Web hosting firms, MSPs, and other IT solutions providers are using various forms of virtualization to meet the needs of their clients. About five years ago, had you asked them what technology was at the core of their virtual platforms, most probably would’ve told you something by VMware. While VMware is still the main industry darling, if you asked those providers the same question today, some of them may respond with Hyper V.
Microsoft’s Hyper V has come so far since its inception in 2008 that it really can be considered “the other hypervisor”. In fact, IDC estimates that in those five years, its share of the hypervisor market has increased by over 30 percent. By comparison, Citrix XenServer and Red Hat Enterprise Virtualization Hypervisor, which we’ve also talked about, have considerably smaller shares.
Like most software, Hyper V has gradually improved in each release.
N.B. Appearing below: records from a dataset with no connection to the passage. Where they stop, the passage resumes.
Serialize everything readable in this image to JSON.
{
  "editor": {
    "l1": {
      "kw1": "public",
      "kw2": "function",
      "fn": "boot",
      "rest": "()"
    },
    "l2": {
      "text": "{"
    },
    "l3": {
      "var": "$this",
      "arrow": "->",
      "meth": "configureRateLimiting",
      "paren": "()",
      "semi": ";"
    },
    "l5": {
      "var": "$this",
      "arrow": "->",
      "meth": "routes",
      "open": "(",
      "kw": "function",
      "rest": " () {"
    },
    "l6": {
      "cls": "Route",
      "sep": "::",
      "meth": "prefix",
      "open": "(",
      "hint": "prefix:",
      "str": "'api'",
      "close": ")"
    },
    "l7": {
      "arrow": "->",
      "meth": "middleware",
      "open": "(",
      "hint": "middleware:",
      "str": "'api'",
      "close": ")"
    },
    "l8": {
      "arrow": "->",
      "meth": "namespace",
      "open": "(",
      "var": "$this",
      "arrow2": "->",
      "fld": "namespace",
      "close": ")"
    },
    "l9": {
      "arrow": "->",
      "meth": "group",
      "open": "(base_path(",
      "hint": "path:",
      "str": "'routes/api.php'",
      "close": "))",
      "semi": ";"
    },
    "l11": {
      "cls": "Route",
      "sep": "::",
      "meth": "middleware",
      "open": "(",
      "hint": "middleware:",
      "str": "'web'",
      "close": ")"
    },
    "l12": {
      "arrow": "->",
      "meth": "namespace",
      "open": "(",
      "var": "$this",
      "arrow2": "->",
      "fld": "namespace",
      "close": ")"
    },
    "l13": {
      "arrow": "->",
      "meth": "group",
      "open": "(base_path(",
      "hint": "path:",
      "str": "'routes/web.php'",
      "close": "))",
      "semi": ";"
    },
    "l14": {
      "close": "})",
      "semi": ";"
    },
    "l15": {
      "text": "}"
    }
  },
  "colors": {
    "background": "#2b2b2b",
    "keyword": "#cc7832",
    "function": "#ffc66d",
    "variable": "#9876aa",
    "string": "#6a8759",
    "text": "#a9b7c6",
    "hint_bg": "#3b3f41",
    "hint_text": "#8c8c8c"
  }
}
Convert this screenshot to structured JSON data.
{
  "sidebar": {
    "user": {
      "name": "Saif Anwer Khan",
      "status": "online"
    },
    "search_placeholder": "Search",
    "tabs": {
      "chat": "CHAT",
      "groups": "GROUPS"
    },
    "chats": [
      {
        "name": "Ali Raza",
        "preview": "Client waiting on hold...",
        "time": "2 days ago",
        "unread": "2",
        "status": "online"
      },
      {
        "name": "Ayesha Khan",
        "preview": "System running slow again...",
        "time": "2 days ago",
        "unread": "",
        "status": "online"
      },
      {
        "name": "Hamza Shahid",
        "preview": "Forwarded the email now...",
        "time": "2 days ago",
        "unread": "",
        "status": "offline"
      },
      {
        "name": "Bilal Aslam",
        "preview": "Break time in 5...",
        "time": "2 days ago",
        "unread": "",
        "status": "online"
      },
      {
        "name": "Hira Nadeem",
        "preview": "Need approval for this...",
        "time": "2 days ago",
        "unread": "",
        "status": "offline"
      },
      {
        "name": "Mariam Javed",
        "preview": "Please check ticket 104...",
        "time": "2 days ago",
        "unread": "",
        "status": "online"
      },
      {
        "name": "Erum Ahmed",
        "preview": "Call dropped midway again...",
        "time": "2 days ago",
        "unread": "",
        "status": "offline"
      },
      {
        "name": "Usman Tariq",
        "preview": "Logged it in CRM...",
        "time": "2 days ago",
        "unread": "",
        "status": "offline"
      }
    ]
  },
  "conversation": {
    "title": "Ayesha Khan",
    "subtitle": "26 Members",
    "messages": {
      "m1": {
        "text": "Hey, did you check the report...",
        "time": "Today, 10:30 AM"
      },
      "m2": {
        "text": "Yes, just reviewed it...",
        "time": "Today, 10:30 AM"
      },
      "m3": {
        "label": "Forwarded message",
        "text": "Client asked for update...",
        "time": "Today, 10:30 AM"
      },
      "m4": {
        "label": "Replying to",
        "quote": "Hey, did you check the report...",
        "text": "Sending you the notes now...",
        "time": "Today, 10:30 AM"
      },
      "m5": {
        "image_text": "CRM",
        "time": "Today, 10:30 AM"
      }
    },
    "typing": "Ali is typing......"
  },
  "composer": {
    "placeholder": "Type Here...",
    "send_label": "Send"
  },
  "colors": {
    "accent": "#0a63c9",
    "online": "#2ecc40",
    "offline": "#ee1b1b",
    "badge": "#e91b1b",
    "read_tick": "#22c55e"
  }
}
With Hyper V Server 2012, it’s like Microsoft said the heck with gradualness and went for dramatic improvements. This product uses the same virtualization technology found in Windows Server, yet is missing the extensive set of roles and features the popular server operating system offers. Being scaled down in this manner enables it to run more efficiently from a resource standpoint and minimize IT overhead.
Key Features in Hyper V
Virtualization aims to make server consolidation simple and effective. Microsoft believes Hyper V Server 2012 accomplishes both with these core features:
Network Virtualization: The latest edition of Hyper V Server isolates server configuration and network configuration to create an environment that consists of several dedicated virtual networks. As a result, implementation on physical servers is simplified, while security and stability are enhanced.
Extensible Switch: One of the biggest challenges in deploying a virtual infrastructure is getting it to play nice with your current setup. Microsoft addresses this issue with the Extensible Switch, a feature that allows the hypervisor to work seamlessly with existing infrastructure systems and tools.
Enhanced VM Scale: The main selling point of this hypervisor is its ability to support a larger number of virtual machines with processing power and RAM. To be specific, it can run up to four TB of RAM per host box and 64 nodes per cluster, which according to one Hyper V Server 2012 review, balances out to 1024 virtual machines. That number may be a bit too precise, but the point is that it enables a single physical server to run huge workloads in efficient fashion.
Better Mobility: Finally, the 2012 version of Hyper-V Server makes mobility a priority by providing a plethora of ways to move and manage virtual machines throughout the infrastructure. Whether it’s moving a single VM to another physical machine or relocating several at once, the software delivers the ultimate in migration flexibility
Microsoft is confident that it has crafted a winner in Hyper-V Server 2012, a cost effective solution that fits seamlessly into existing IT infrastructures, while enabling organizations to maximize resource utilization, improve performance and increase availability. Although its simplicity caters to smaller, less tech savvy organizations, its ability to effortlessly support huge virtual environments makes it ideal for companies of all sizes. Available in the Windows Server 2012 bundle or as a free standalone product, it offers easy entry into enterprise-class virtualization.
Hyper-V is great, but how does it stack up against VMware? Take a look.